Articles | Volume 373
12 May 2016
 | 12 May 2016

Visualising DEM-related flood-map uncertainties using a disparity-distance equation algorithm

S. Anders Brandt and Nancy J. Lim

Abstract. The apparent absoluteness of information presented by crisp-delineated flood boundaries can lead to misconceptions among planners about the inherent uncertainties associated in generated flood maps. Even maps based on hydraulic modelling using the highest-resolution digital elevation models (DEMs), and calibrated with the most optimal Manning's roughness (n) coefficients, are susceptible to errors when compared to actual flood boundaries, specifically in flat areas. Therefore, the inaccuracies in inundation extents, brought about by the characteristics of the slope perpendicular to the flow direction of the river, have to be accounted for. Instead of using the typical Monte Carlo simulation and probabilistic methods for uncertainty quantification, an empirical-based disparity-distance equation that considers the effects of both the DEM resolution and slope was used to create prediction-uncertainty zones around the resulting inundation extents of a one-dimensional (1-D) hydraulic model. The equation was originally derived for the Eskilstuna River where flood maps, based on DEM data of different resolutions, were evaluated for the slope-disparity relationship. To assess whether the equation is applicable to another river with different characteristics, modelled inundation extents from the Testebo River were utilised and tested with the equation. By using the cross-sectional locations, water surface elevations, and DEM, uncertainty zones around the original inundation boundary line can be produced for different confidences. The results show that (1) the proposed method is useful both for estimating and directly visualising model inaccuracies caused by the combined effects of slope and DEM resolution, and (2) the DEM-related uncertainties alone do not account for the total inaccuracy of the derived flood map. Decision-makers can apply it to already existing flood maps, thereby recapitulating and re-analysing the inundation boundaries and the areas that are uncertain. Hence, more comprehensive flood information can be provided when determining locations where extra precautions are needed. Yet, when applied, users must also be aware that there are other factors that can influence the extent of the delineated flood boundary.

Short summary
The apparent absoluteness of flood boundaries on risk maps can lead to serious mistakes, for example when planning new areas. An empirical equation, that considers both digital elevation model (DEM) resolution and terrain slope, was used to create prediction-uncertainty zones around already modelled flood extents.

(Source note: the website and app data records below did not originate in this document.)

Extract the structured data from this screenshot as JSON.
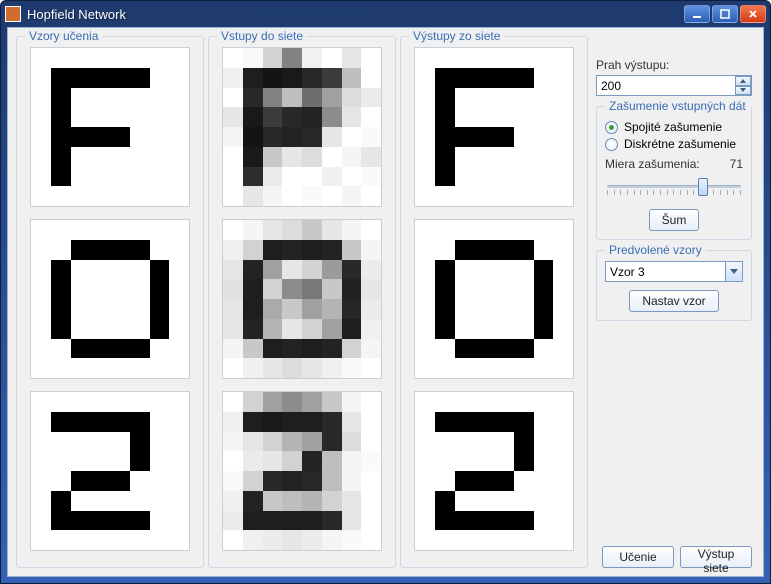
{
  "window": {
    "title": "Hopfield Network"
  },
  "columns": {
    "training_legend": "Vzory učenia",
    "input_legend": "Vstupy do siete",
    "output_legend": "Výstupy zo siete"
  },
  "threshold": {
    "label": "Prah výstupu:",
    "value": "200"
  },
  "noise": {
    "legend": "Zašumenie vstupných dát",
    "continuous_label": "Spojité zašumenie",
    "discrete_label": "Diskrétne zašumenie",
    "mode": "continuous",
    "amount_label": "Miera zašumenia:",
    "amount_value": "71",
    "noise_button": "Šum"
  },
  "presets": {
    "legend": "Predvolené vzory",
    "selected": "Vzor 3",
    "set_button": "Nastav vzor"
  },
  "buttons": {
    "train": "Učenie",
    "output": "Výstup siete"
  },
  "patterns": {
    "F": "0000000001111100010000000100000001111000010000000100000000000000",
    "O": "0000000000111100010000100100001001000010010000100011110000000000",
    "TWO": "0000000001111100000001000000010000111000010000000111110000000000"
  },
  "noisy": {
    "F": [
      255,
      248,
      210,
      130,
      242,
      255,
      230,
      255,
      240,
      30,
      20,
      25,
      40,
      60,
      190,
      255,
      255,
      40,
      130,
      190,
      110,
      160,
      220,
      235,
      230,
      25,
      60,
      40,
      35,
      140,
      230,
      255,
      245,
      20,
      40,
      35,
      40,
      230,
      255,
      250,
      255,
      25,
      200,
      230,
      220,
      255,
      245,
      230,
      255,
      45,
      235,
      255,
      255,
      240,
      255,
      250,
      255,
      230,
      245,
      255,
      250,
      255,
      245,
      255
    ],
    "O": [
      255,
      245,
      230,
      220,
      200,
      230,
      245,
      255,
      240,
      210,
      30,
      35,
      30,
      35,
      200,
      245,
      230,
      35,
      160,
      230,
      210,
      155,
      40,
      235,
      225,
      30,
      210,
      140,
      120,
      200,
      33,
      230,
      230,
      30,
      170,
      200,
      160,
      180,
      38,
      235,
      230,
      35,
      180,
      230,
      210,
      160,
      30,
      240,
      245,
      200,
      30,
      35,
      30,
      35,
      210,
      245,
      255,
      240,
      230,
      220,
      230,
      240,
      250,
      255
    ],
    "TWO": [
      255,
      210,
      160,
      140,
      160,
      200,
      245,
      255,
      240,
      30,
      25,
      30,
      30,
      40,
      230,
      255,
      245,
      230,
      210,
      180,
      160,
      40,
      220,
      255,
      255,
      235,
      230,
      210,
      35,
      190,
      245,
      250,
      250,
      210,
      40,
      35,
      40,
      190,
      245,
      255,
      240,
      35,
      200,
      190,
      180,
      210,
      230,
      255,
      235,
      30,
      30,
      30,
      30,
      40,
      230,
      255,
      255,
      240,
      235,
      230,
      235,
      245,
      250,
      255
    ]
  }
}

Results show that the method can visualise inaccuracies due to DEM and slope conditions, thereby enhancing the quality of later decision-making processes.